The guidebook warned against climbing Pacaya without a guide. I got the impression that there were bandits around every corner, ready to jump out of the bushes at any time. So we signed up for a guided tour with Gran Jaguar.
When we showed up the next morning at 5:50am for the tour, we were dismayed to discover that there were 25 people on the tour! I guess this was not to be a low-impact excursion. We were to be herded up the mountain in a pack.
The bus took us to the park entrance, where we had another unpleasant surprise. Apparently, the 25Q (US$3) National Park entrance fee was not included in our tour price.
The hike started out mellow, as a stroll in the woods with many breaks for the guide to point inconsequential sights, more as a filler, it seemed, than anything else. One highlight was a stop at an overlook of three other volcanos: Fuego, Agua, and Aguacatan. Fuego was erupting at the time, and the steam and ash cloud rising up from the summit were impressive. It made me think that perhaps I was hanging out at the wrong volcano.
Farther along the hike, we got our first glimpse of Pacaya. The top was shrouded in clouds, and I remembered our viewless volcano climb of the previous week. I desperately hoped that this climb would not end the same way. "Please clear, please clear," I thought.
Directly around us was clear, however, and the landscape was captivating. An immense hardened lava flow wrapped around the base of Pacaya, devoid of any life, but looking alive with movement itself because of its lines and texture.
At last we got to the final stretch – an incredibly steep and ashy climb. As we ascended, we seemed to slide one step back for every two steps forward. The loose ash was hard on the ankles, and the elevation gain was hard on the lungs. But the worst part by far was the wind. Lower down, we hadn’t felt any wind, but now it was relentless. And the higher we climbed the worse it got. Our eyes were watering, our noses were dripping, and our faces were stinging from being hit with flying sand and pebbles.
Just below the summit, we stopped for a snack behind some large rocks. During the brief respite from the wind, I could feel the heat from the volcano radiating up through the rocks. The warmth was a welcome contrast to the biting wind.
After one last steep climb, we were at last at the summit. And... we were in the clouds. I felt the disappointment set in. I just was not having luck climbing volcanoes here in Guatemala. No views. I couldn’t see anything around me, including into the crater. But I could feel the heat from the crater and could smell the sharp sulfur odor, almost overpowering at times.

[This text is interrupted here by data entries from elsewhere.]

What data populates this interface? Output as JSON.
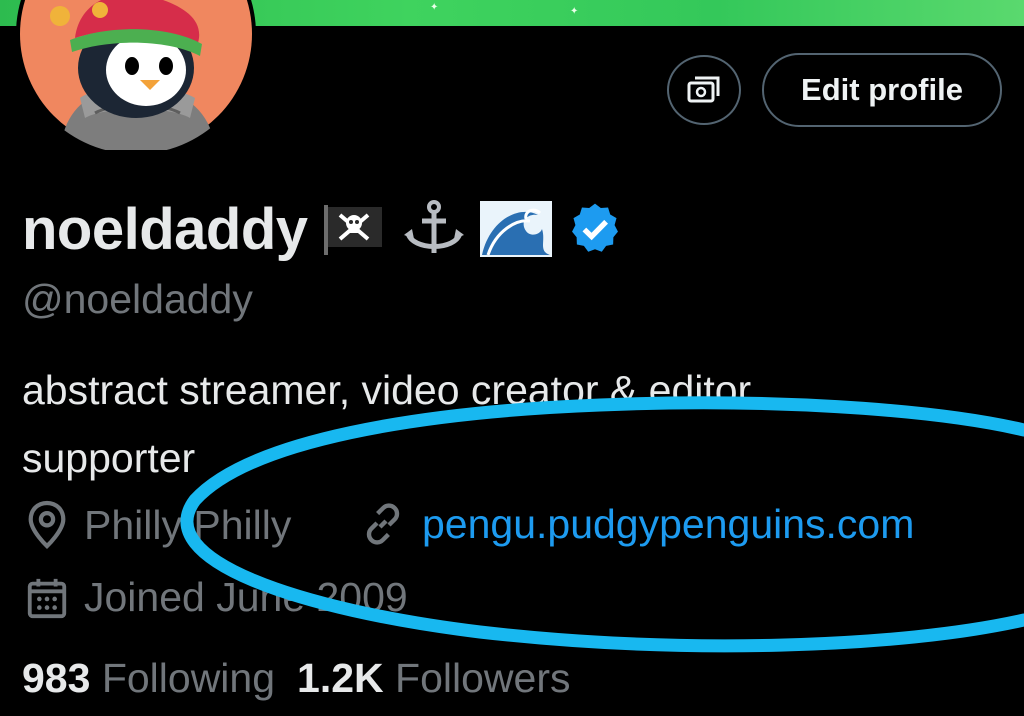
{
  "profile": {
    "display_name": "noeldaddy",
    "name_emojis": [
      "pirate-flag",
      "anchor",
      "wave"
    ],
    "verified": true,
    "handle": "@noeldaddy",
    "bio_line1": "abstract streamer, video creator & editor,",
    "bio_line2": "supporter",
    "location": "Philly Philly",
    "website": "pengu.pudgypenguins.com",
    "joined": "Joined June 2009"
  },
  "actions": {
    "edit_profile_label": "Edit profile",
    "monetize_icon": "money-icon"
  },
  "stats": {
    "following_count": "983",
    "following_label": "Following",
    "followers_count": "1.2K",
    "followers_label": "Followers"
  },
  "colors": {
    "accent": "#1d9bf0",
    "muted": "#71767b",
    "annotation": "#18b8f0",
    "banner": "#34c85a"
  }
}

The wind at the summit was the most ferocious I had ever been in. I literally was knocked to the ground more than once. It was a bit scary with the steep dropoff into the crater, with no guardrails, of course. Dan tried to hold me up, but it was easier just to hug the ground. It was actually pretty comical. A huge group of people clinging to the ground, trying to stay just a bit longer in case the clouds might clear. There was also an abundance of a phenomena that I call "front butt." Looking back at the pictures, folks pants were being blown so full of air by the wind, and that combined with the front pants seams, made for what looked like a huge butt where their belly was supposed to be!
When we could stand the wind no longer, the guide led us down. But we went down a different way than we came up. He took us to a wide straight path that went almost directly down the mountain. He pulled us together and told us that there was only one way to go down – we would have to run. Run?! What?!
Then he demonstrated. With one large jump, he was 20 feet down the trail, and he kept run-jumping down to a flatter spot. He turned and motioned us to copy him – and whatever you do, he said, don’t try to stop! That is when people get hurt.
The more daring of us went first. Yippee! I cannot tell you how much fun this was. Who cares about having no view at the summit! Who cares that we were herded up the mountain en masse! Who cares! This was a blast!
I laughed and laughed all the way down, the wind pushing tears out of the corners of my eyes. I wanted to do it again! One by one, our group made it to the bottom of the run-jump ramp, each person with a huge grin hanging on their face.
The remaining hike out was mellow and pleasant. We looked back at Pacaya and saw that the summit cloud had cleared. Oh, well. We had our chance and were content to smile and chat with local folks coming up the mountain on family excursions.
I would say that the Pacaya hike was worth the price for the guide and bus ride, but that the guidebook was wrong. There were enough tourists, families, and security people on Pacaya that this trip seemed to be safe to do without a guide.
Price with Gran Jaguar = US$7 pp